## ASSIGNED TASK
Copy the lines below that contain "Render".

Stored records
┄┄┄┄┄┄┄┄┄┄
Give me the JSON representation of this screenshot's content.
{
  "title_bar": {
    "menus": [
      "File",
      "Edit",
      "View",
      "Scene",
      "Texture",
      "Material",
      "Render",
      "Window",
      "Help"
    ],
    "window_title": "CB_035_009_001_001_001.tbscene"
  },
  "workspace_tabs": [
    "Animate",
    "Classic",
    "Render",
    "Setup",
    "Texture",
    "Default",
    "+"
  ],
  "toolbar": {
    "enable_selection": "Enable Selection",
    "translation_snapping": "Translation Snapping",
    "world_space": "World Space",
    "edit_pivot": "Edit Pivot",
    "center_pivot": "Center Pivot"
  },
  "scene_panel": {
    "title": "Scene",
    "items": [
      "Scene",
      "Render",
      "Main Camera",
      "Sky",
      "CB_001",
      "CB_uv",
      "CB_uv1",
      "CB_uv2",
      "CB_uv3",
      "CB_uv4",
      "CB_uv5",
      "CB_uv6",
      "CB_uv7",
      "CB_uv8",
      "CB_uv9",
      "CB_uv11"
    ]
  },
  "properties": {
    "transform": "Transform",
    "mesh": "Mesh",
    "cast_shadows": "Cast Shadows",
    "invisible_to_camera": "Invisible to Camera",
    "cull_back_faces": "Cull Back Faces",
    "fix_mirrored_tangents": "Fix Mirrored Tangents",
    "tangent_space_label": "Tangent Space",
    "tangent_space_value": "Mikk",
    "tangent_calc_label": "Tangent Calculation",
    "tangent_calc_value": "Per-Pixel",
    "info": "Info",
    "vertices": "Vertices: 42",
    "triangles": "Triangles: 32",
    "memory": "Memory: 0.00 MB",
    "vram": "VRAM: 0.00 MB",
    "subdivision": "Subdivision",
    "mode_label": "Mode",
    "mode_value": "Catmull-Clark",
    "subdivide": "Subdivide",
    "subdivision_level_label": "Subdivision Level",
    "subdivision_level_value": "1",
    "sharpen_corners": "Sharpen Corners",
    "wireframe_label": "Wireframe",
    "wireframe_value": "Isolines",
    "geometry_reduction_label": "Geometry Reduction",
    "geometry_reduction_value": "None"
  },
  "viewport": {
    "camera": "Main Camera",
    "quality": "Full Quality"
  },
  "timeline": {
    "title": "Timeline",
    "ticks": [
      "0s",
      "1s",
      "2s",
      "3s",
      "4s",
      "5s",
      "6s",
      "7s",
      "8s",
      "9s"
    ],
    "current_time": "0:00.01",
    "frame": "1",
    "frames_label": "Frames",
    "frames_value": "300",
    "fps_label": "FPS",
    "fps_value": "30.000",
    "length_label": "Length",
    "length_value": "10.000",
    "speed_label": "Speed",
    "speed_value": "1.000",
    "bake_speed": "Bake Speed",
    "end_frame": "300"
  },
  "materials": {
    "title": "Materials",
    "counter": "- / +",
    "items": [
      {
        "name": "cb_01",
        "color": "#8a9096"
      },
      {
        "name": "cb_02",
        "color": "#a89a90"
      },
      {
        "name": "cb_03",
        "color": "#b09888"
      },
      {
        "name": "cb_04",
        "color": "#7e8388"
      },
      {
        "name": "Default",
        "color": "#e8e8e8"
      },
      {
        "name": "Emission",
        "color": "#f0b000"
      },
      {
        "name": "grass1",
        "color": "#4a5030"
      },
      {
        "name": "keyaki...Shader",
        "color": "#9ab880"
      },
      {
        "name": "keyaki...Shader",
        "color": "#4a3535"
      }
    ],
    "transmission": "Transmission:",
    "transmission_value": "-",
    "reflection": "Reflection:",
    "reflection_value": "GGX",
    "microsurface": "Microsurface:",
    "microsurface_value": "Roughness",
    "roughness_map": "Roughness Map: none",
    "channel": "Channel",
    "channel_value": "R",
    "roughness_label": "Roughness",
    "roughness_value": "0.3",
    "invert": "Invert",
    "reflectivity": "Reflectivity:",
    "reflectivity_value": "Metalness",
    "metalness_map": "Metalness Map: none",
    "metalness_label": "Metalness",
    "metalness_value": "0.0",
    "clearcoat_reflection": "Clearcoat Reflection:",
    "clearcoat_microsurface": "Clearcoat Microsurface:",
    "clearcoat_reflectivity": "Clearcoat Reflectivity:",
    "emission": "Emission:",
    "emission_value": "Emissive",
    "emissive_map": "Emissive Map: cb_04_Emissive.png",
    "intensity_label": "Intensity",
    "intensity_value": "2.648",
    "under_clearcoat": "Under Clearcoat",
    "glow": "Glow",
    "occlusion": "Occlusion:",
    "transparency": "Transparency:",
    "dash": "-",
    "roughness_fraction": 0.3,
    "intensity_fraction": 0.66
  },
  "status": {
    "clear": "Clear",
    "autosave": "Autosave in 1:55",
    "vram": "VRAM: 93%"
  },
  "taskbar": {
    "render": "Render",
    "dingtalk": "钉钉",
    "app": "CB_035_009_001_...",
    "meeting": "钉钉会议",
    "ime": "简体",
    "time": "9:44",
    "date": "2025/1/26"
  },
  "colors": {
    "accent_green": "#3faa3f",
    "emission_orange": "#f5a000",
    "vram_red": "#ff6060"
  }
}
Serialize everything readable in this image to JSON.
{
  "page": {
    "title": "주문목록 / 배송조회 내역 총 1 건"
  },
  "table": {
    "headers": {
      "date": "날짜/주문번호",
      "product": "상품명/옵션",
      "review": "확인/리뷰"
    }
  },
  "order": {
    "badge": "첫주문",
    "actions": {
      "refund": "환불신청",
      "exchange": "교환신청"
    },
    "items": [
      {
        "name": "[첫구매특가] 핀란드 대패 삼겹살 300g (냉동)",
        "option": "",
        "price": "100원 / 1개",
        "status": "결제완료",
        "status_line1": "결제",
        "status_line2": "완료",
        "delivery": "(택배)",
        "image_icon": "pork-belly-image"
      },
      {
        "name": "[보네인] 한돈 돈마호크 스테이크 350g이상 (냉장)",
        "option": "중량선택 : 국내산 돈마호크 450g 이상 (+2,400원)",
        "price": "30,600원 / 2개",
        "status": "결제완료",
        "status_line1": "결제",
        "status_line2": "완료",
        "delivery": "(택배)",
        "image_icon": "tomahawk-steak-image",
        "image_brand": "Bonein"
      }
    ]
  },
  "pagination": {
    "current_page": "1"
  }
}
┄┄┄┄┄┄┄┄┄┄
## SOLUTION TO THIS PROBLEM
      "Render",
    "Render",
      "Render",
    "render": "Render",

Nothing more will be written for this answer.